In a small village during the Middle Ages, a fire has killed five boys: Breton, Stephen, Matthew, Jonathon and Christian. Christian’s mother Mear has been living as a mute man for the past decade, and the village has no idea all of the secrets she hides. The only proof she has of her past is a ring she finds her son was wearing around his neck when he died– the ring of his father.
Mear has been working for the blacksmith Salvius, who has been her friend since she and her son were found injured and desperate when Christian was but a baby. Salvius is blond, tall and handsome, and he has always taken on the role of a leader. He has also been the caretaker of the orphan boy Cole, who is known for his habits of thieving and lying.
The fire occurred in the home of Benedict the weaver, whose son Stephen was also killed. Some, like Breton’s father Tom, wish to point to Benedict and his Jewish wife Sophia as the ones who set the fire.
Mear’s good friend Liam bravely attempted to save their boys, including his own son Jonathon. Liam is a large, red-headed “layabout” woodsman, and he is the one person who can always make Mear laugh.
Counter to that is the carpenter Geoff– the dark, brooding father of Matthew. Mear has always found Geoff somewhat distasteful. There are rumors that Geoff was molested by his father when he was a boy, and that maybe he has his father’s predilections.
After the fire, these despondent parents embark on a journey to the king, along with Hob the alderman, seeking justice for their children.
During the trip, dangers abound and secrets are uncovered. We learn that Mear used to have another friend, a woman by the name of Nell. Nell took Mear in after she was brought to the village, and offered her sanctuary. But it seems some in the village may have viewed Nell as something of a witch, and she was killed some years before (and mystery surrounds her death). After all, in villages where everyone knows everyone’s business, and speculates on what they don’t know, people can be bitter and backbiting.
The talk flickered back and forth from mouth to mouth. They were jackdaws fighting over a bit of flesh, ripping this grisly matter back and forth until nothing of sense was left.
I loved this story. The characters drew me in, and the author has such a talent for putting emotion into visual pictures, to give them real substance.
I am pierced to the root then, all of my veins bathed in a liquor of terror.
Hob’s absence is like a tooth missing– everyone feels the wound, but no one knows how to fill the gap.
The past puts the bit in Tom’s mouth and rides him like a demon. His face is thick with rage.
The author pulled me into a tragic and engaging story, with all the sights, smells and emotions of the characters’ world.

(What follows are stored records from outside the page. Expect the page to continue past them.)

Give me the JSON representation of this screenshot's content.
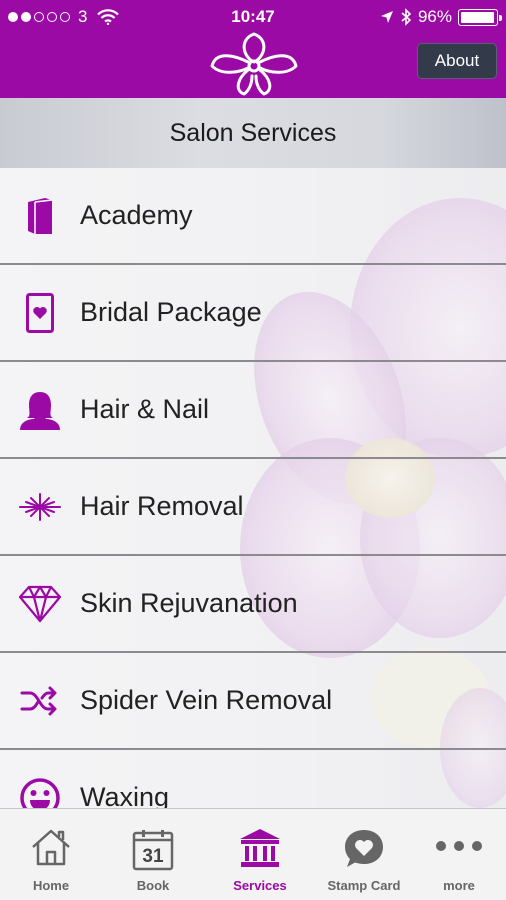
{
  "status_bar": {
    "carrier": "3",
    "time": "10:47",
    "battery": "96%",
    "battery_level": 0.96,
    "signal_dots_filled": 2
  },
  "header": {
    "about_label": "About"
  },
  "section": {
    "title": "Salon Services"
  },
  "services": [
    {
      "label": "Academy",
      "icon": "book-icon"
    },
    {
      "label": "Bridal Package",
      "icon": "heart-card-icon"
    },
    {
      "label": "Hair & Nail",
      "icon": "woman-silhouette-icon"
    },
    {
      "label": "Hair Removal",
      "icon": "laser-burst-icon"
    },
    {
      "label": "Skin Rejuvanation",
      "icon": "diamond-icon"
    },
    {
      "label": "Spider Vein Removal",
      "icon": "shuffle-icon"
    },
    {
      "label": "Waxing",
      "icon": "smiley-icon"
    }
  ],
  "tabs": [
    {
      "label": "Home",
      "icon": "home-icon",
      "active": false
    },
    {
      "label": "Book",
      "icon": "calendar-icon",
      "active": false,
      "calendar_day": "31"
    },
    {
      "label": "Services",
      "icon": "bank-icon",
      "active": true
    },
    {
      "label": "Stamp Card",
      "icon": "heart-bubble-icon",
      "active": false
    },
    {
      "label": "more",
      "icon": "more-dots-icon",
      "active": false
    }
  ],
  "colors": {
    "brand": "#9c0aa6",
    "button_dark": "#333a4a",
    "tab_inactive": "#666666"
  }
}
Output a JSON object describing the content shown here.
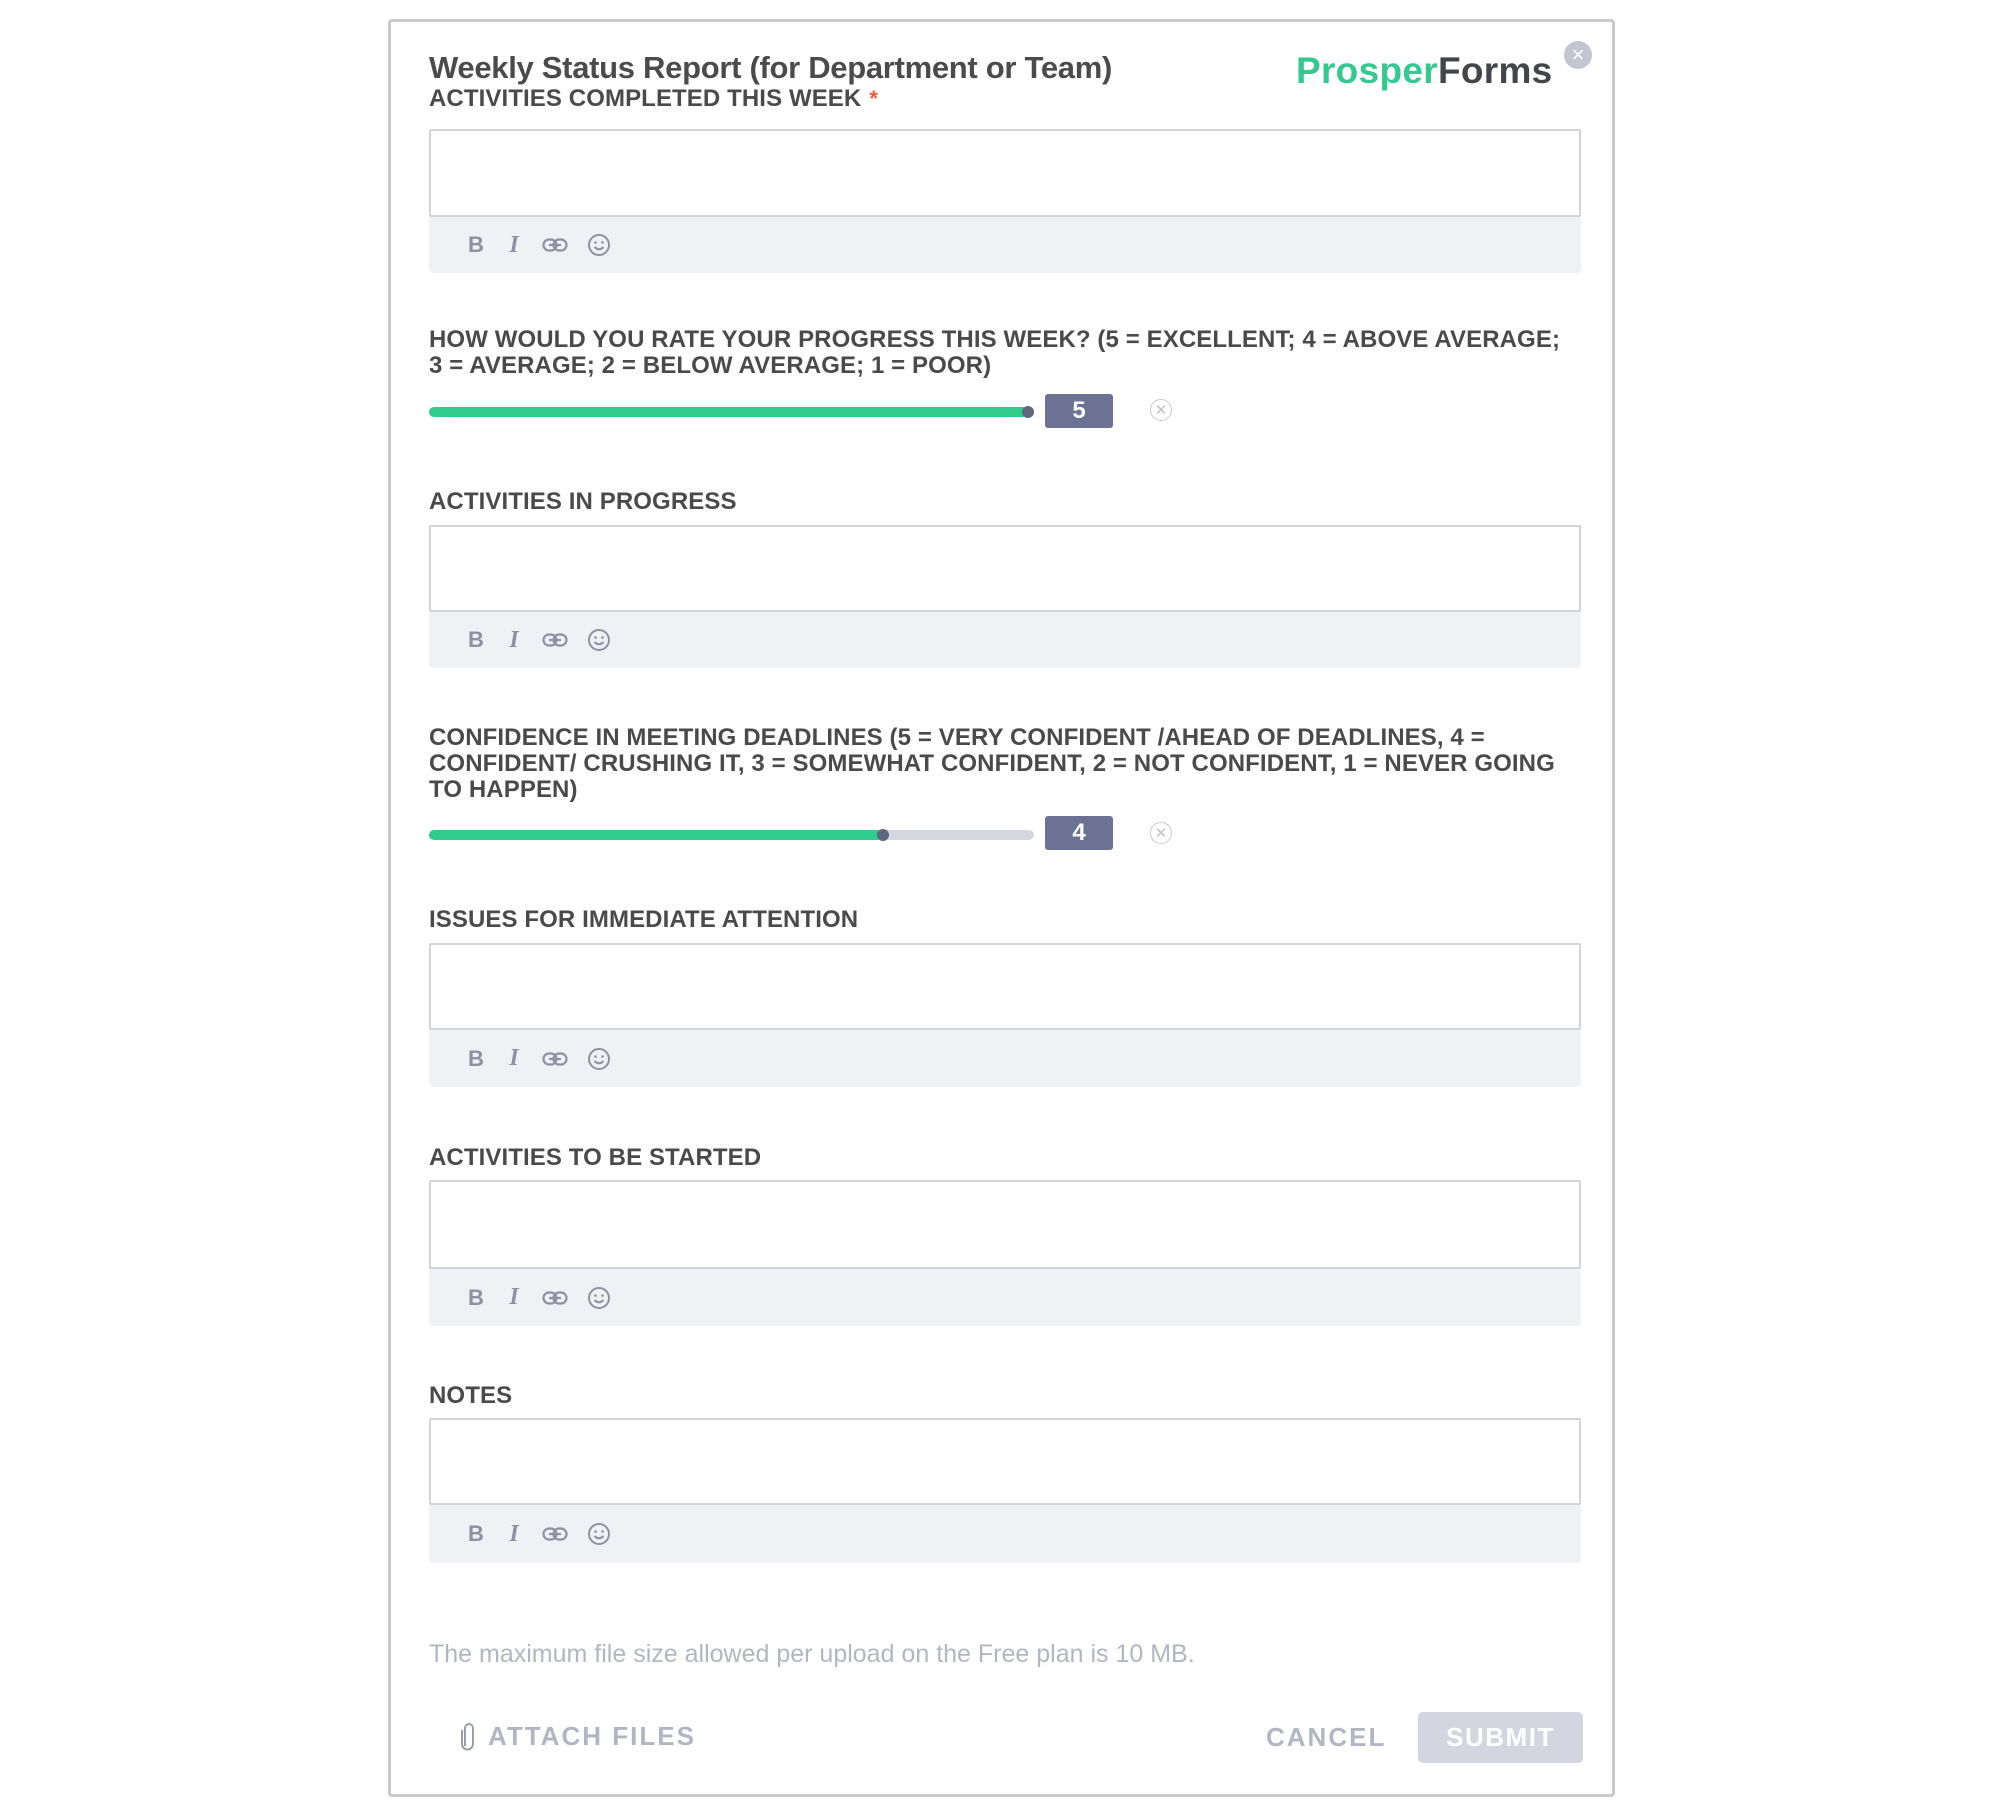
{
  "header": {
    "title": "Weekly Status Report (for Department or Team)",
    "logo_part1": "Prosper",
    "logo_part2": "Forms",
    "close_label": "×"
  },
  "colors": {
    "accent_green": "#2fcd8c",
    "value_box": "#6b7294",
    "required_star": "#ee5b3a",
    "submit_disabled": "#d3d6e0"
  },
  "toolbar": {
    "bold": "B",
    "italic": "I",
    "link_icon": "link-icon",
    "emoji_icon": "emoji-icon"
  },
  "fields": [
    {
      "label": "ACTIVITIES COMPLETED THIS WEEK",
      "required": "*",
      "type": "rich-text",
      "value": ""
    },
    {
      "label": "HOW WOULD YOU RATE YOUR PROGRESS THIS WEEK? (5 = EXCELLENT; 4 = ABOVE AVERAGE; 3 = AVERAGE; 2 = BELOW AVERAGE; 1 = POOR)",
      "type": "slider",
      "min": 1,
      "max": 5,
      "value": 5,
      "value_label": "5"
    },
    {
      "label": "ACTIVITIES IN PROGRESS",
      "type": "rich-text",
      "value": ""
    },
    {
      "label": "CONFIDENCE IN MEETING DEADLINES (5 = VERY CONFIDENT /AHEAD OF DEADLINES, 4 = CONFIDENT/ CRUSHING IT, 3 = SOMEWHAT CONFIDENT, 2 = NOT CONFIDENT, 1 = NEVER GOING TO HAPPEN)",
      "type": "slider",
      "min": 1,
      "max": 5,
      "value": 4,
      "value_label": "4"
    },
    {
      "label": "ISSUES FOR IMMEDIATE ATTENTION",
      "type": "rich-text",
      "value": ""
    },
    {
      "label": "ACTIVITIES TO BE STARTED",
      "type": "rich-text",
      "value": ""
    },
    {
      "label": "NOTES",
      "type": "rich-text",
      "value": ""
    }
  ],
  "footer": {
    "file_size_note": "The maximum file size allowed per upload on the Free plan is 10 MB.",
    "attach_label": "ATTACH FILES",
    "cancel_label": "CANCEL",
    "submit_label": "SUBMIT"
  }
}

It had a Gothic feel to it, and in my mind as I saw them on their journey, I envisioned a dark and desolate snow-covered woods, like something out of the north of Game of Thrones. I heard the creak of the wagon wheels and felt the cold. I heard the silence of no birds or insects making themselves known.
The characters bicker and argue on their dangerous trek, but they also fight for and care for one another.
I would like to thank TLC Book Tours for including me on this tour.